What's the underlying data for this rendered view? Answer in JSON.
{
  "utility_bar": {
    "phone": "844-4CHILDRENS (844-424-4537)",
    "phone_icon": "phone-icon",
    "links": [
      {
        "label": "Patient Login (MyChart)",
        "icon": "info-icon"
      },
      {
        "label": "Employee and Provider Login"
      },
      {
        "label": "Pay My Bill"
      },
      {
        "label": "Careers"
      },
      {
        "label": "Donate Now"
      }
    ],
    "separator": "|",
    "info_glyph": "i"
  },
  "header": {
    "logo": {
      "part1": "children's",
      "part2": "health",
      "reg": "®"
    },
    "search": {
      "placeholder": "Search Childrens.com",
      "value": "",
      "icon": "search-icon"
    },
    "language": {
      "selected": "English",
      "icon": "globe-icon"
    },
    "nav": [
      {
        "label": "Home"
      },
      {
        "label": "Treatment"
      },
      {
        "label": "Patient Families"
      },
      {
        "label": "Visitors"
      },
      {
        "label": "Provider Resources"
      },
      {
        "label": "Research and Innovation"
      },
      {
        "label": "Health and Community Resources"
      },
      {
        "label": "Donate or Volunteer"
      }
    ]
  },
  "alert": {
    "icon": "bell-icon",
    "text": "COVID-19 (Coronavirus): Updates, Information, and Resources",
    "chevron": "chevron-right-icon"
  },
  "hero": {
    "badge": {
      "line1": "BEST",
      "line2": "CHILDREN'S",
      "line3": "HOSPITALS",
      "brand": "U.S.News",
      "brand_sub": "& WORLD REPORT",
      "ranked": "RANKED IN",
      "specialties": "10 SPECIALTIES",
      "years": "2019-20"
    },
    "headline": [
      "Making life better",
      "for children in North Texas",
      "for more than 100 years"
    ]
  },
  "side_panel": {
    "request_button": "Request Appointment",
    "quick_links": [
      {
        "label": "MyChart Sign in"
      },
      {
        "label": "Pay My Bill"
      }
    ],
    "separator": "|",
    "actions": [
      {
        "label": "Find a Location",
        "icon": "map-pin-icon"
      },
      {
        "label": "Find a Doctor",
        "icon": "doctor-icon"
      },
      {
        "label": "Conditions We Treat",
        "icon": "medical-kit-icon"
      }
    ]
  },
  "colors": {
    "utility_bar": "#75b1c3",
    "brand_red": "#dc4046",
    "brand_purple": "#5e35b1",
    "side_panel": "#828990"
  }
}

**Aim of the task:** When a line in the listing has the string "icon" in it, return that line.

**Solution for this task:**
    "phone_icon": "phone-icon",
        "icon": "info-icon"
      "icon": "search-icon"
      "icon": "globe-icon"
    "icon": "bell-icon",
    "chevron": "chevron-right-icon"
        "icon": "map-pin-icon"
        "icon": "doctor-icon"
        "icon": "medical-kit-icon"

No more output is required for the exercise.